A bit more than 15 years ago, the software industry was barreling straight into a crisis: the dreaded Y2K bug. Vital software was going to fail in odd ways, banks weren’t going to handle transactions, planes weren’t going to fly, nuclear reactors weren’t going to react, cats and dogs living together, mass hysteria, real wrath of God type stuff.
The software industry rallied, software got patched, and at the stroke of midnight, not much actually happened. Over the past week, a different bug has been keeping a small pool of software developers up at night. Welcome to the world of Y2Gay.
As a general rule, “dead code” should never be commented out, but instead, should be replaced. If you ever need to review the history, source control contains that information.
But sometimes, the “I’ll just comment it out” lets us see the moment of realization, when a developer discovers that they’ve done the absolute wrong thing. Clara sends us this:
Depending upon how long you've been in this industry, you've seen your fair share of bad design, bad code and bad users. Darren A. explains his dealings with bad management, and how a string of edicts there-from can
crush kill destroy an organization.
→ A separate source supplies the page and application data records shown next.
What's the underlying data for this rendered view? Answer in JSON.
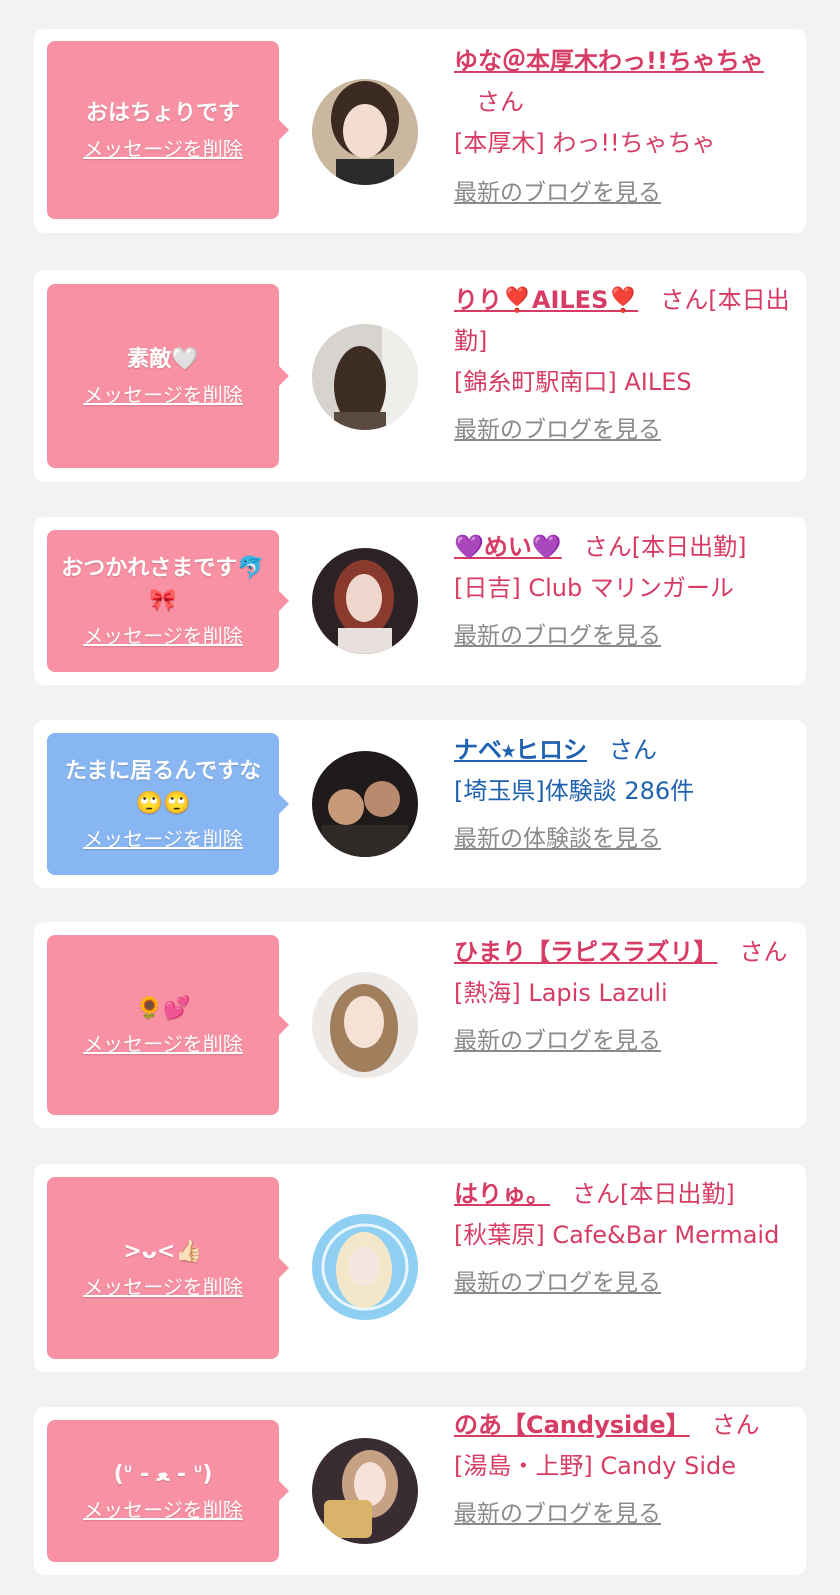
{
  "delete_label": "メッセージを削除",
  "colors": {
    "accent": "#d63c64",
    "bubble_pink": "#f891a3",
    "bubble_blue": "#88b6f3",
    "link_blue": "#1f62b0",
    "background": "#f2f2f2"
  },
  "items": [
    {
      "message": "おはちょりです",
      "name": "ゆな＠本厚木わっ!!ちゃちゃ",
      "suffix": "さん",
      "shop": "[本厚木] わっ!!ちゃちゃ",
      "link": "最新のブログを見る",
      "bubble_color": "pink",
      "avatar": "woman-dark-hair-portrait"
    },
    {
      "message": "素敵🤍",
      "name": "りり❣️AILES❣️",
      "suffix": "さん[本日出勤]",
      "shop": "[錦糸町駅南口] AILES",
      "link": "最新のブログを見る",
      "bubble_color": "pink",
      "avatar": "woman-back-view-long-hair"
    },
    {
      "message": "おつかれさまです🐬🎀",
      "name": "💜めい💜",
      "suffix": "さん[本日出勤]",
      "shop": "[日吉] Club マリンガール",
      "link": "最新のブログを見る",
      "bubble_color": "pink",
      "avatar": "woman-red-hair-portrait"
    },
    {
      "message": "たまに居るんですな🙄🙄",
      "name": "ナベ⭑ヒロシ",
      "suffix": "さん",
      "shop": "[埼玉県]体験談 286件",
      "link": "最新の体験談を見る",
      "bubble_color": "blue",
      "avatar": "group-photo-dark"
    },
    {
      "message": "🌻💕",
      "name": "ひまり【ラピスラズリ】",
      "suffix": "さん",
      "shop": "[熱海] Lapis Lazuli",
      "link": "最新のブログを見る",
      "bubble_color": "pink",
      "avatar": "woman-blonde-curly-hair"
    },
    {
      "message": ">ᴗ<👍🏻",
      "name": "はりゅ。",
      "suffix": "さん[本日出勤]",
      "shop": "[秋葉原] Cafe&Bar Mermaid",
      "link": "最新のブログを見る",
      "bubble_color": "pink",
      "avatar": "woman-blue-background"
    },
    {
      "message": "(ᐡ - ﻌ - ᐡ)",
      "name": "のあ【Candyside】",
      "suffix": "さん",
      "shop": "[湯島・上野] Candy Side",
      "link": "最新のブログを見る",
      "bubble_color": "pink",
      "avatar": "woman-with-food"
    }
  ]
}
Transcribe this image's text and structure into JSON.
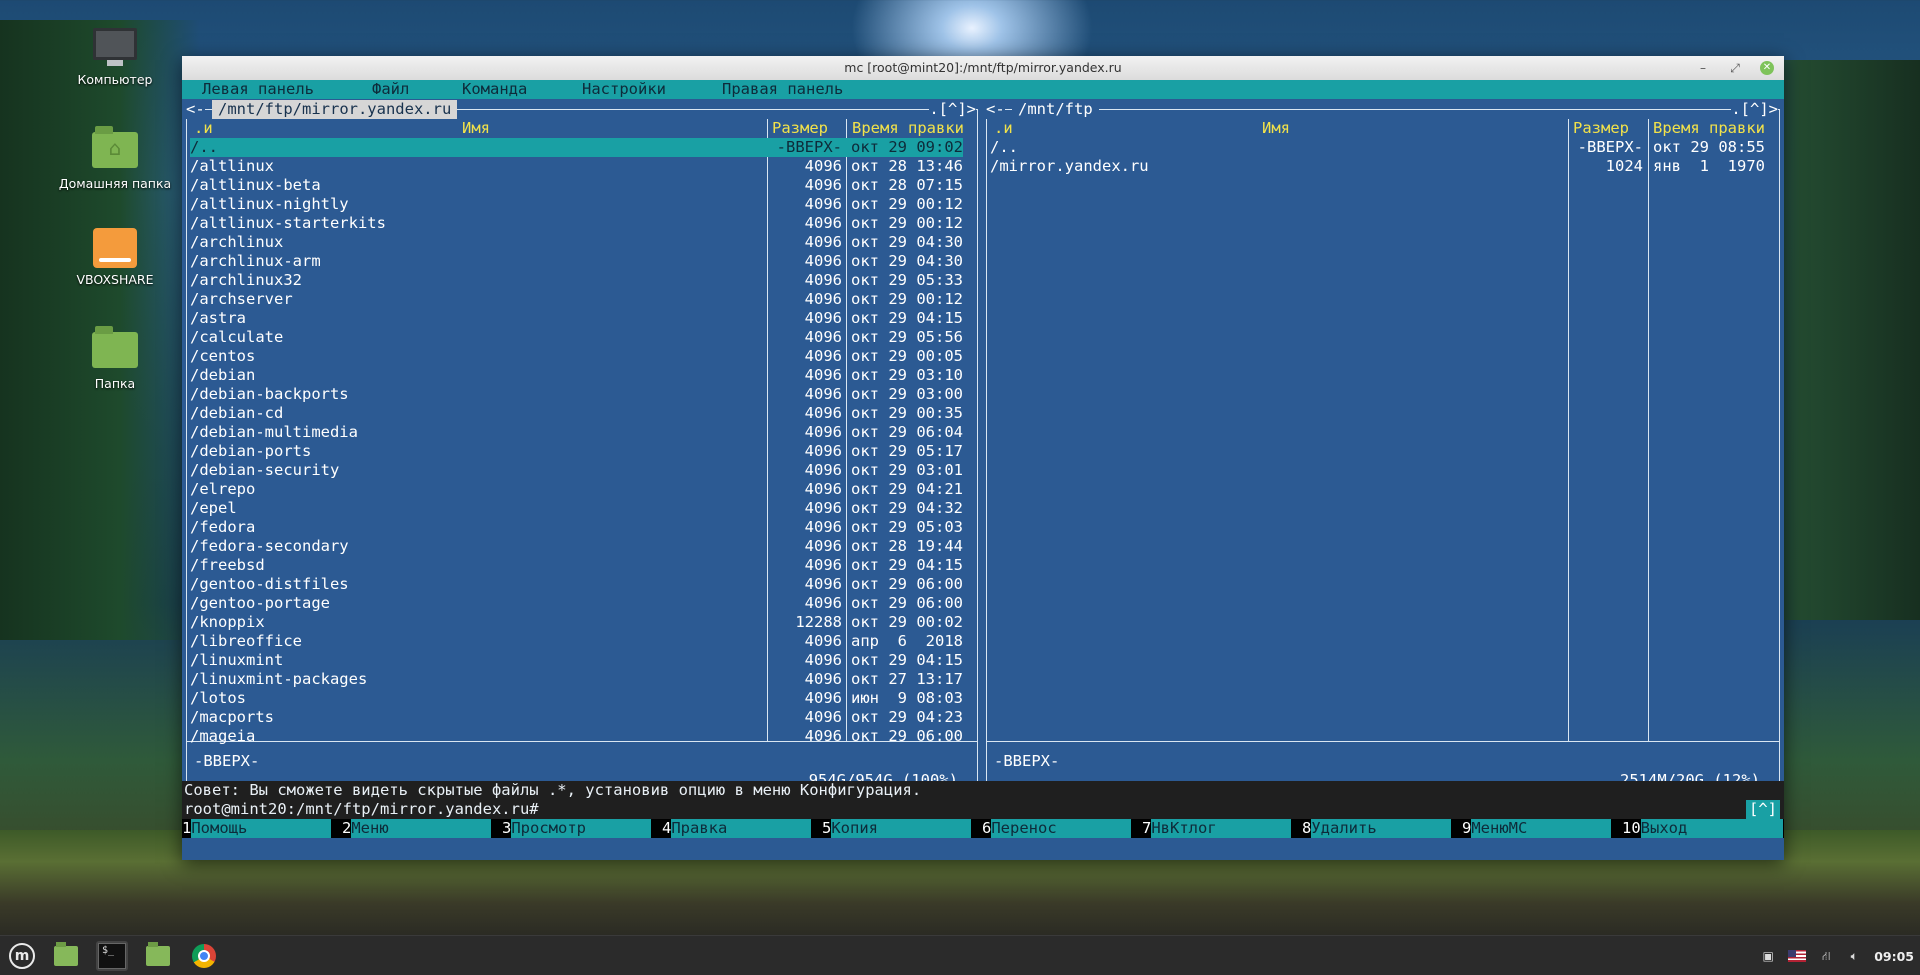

In the past, before management decided to, well, manage, Darren's company was able to complete 15-25 major projects each year. Then they hired a new Head of Software Services, who felt that he needed to actively manage all facets of how things were done...